* **Task goal**
Locate every line in the records below that holds the word "text" and return each one.

* **Records for this task**
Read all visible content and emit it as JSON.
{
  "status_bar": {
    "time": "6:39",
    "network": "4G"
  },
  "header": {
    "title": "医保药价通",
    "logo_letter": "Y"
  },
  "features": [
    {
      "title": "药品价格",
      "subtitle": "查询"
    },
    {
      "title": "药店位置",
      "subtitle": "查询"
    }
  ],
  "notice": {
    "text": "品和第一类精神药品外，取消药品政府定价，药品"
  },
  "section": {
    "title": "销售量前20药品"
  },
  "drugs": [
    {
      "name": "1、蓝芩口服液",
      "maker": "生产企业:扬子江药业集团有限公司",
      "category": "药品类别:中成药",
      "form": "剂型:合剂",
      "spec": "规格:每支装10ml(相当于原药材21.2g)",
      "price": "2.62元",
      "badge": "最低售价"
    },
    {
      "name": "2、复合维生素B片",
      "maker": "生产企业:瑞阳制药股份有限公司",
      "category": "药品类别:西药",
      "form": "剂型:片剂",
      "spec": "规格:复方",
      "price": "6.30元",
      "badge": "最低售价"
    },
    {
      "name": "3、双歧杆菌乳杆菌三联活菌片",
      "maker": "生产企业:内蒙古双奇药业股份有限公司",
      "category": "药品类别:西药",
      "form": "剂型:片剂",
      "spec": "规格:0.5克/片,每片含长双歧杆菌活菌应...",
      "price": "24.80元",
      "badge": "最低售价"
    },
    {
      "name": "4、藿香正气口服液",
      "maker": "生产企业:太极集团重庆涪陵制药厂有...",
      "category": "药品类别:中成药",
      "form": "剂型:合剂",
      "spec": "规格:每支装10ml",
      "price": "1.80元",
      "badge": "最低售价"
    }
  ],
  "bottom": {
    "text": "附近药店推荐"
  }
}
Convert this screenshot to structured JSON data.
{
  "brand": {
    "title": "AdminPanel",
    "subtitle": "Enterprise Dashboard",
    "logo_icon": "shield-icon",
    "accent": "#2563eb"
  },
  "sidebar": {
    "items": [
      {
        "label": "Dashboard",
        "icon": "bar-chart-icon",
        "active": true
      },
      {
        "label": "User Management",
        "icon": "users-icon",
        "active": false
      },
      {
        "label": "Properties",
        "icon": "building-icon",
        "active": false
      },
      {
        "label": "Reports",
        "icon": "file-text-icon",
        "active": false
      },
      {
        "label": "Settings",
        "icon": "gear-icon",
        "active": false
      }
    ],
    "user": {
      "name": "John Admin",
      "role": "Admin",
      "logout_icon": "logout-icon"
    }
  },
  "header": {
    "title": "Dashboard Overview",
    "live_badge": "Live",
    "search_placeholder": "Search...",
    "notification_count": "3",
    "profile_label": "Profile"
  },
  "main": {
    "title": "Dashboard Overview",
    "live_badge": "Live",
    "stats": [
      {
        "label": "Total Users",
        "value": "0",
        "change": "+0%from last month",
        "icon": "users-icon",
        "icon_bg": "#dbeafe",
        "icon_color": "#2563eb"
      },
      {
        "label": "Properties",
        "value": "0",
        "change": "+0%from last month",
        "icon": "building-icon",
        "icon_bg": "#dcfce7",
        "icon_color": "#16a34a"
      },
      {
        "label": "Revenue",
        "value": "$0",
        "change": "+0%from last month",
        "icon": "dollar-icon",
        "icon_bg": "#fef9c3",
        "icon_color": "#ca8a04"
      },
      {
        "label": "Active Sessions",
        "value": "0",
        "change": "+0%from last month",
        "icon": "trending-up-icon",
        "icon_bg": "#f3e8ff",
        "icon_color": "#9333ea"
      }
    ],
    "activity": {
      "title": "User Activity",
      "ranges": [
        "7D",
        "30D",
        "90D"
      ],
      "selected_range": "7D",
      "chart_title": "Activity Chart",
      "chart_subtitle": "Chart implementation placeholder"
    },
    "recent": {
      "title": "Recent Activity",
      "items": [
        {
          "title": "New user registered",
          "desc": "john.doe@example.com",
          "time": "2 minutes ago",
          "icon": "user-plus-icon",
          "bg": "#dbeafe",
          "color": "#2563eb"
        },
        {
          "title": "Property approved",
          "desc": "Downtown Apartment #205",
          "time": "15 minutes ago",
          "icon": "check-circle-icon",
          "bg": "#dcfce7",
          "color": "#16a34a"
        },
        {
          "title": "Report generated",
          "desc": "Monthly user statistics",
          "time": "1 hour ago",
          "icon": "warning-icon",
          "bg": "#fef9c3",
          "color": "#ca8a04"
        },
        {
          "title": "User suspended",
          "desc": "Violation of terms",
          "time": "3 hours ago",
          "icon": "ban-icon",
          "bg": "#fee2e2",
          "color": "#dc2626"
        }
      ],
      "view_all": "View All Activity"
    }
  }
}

* **Exercise answer**
    "text": "品和第一类精神药品外，取消药品政府定价，药品"
    "text": "附近药店推荐"
        "icon": "file-text-icon",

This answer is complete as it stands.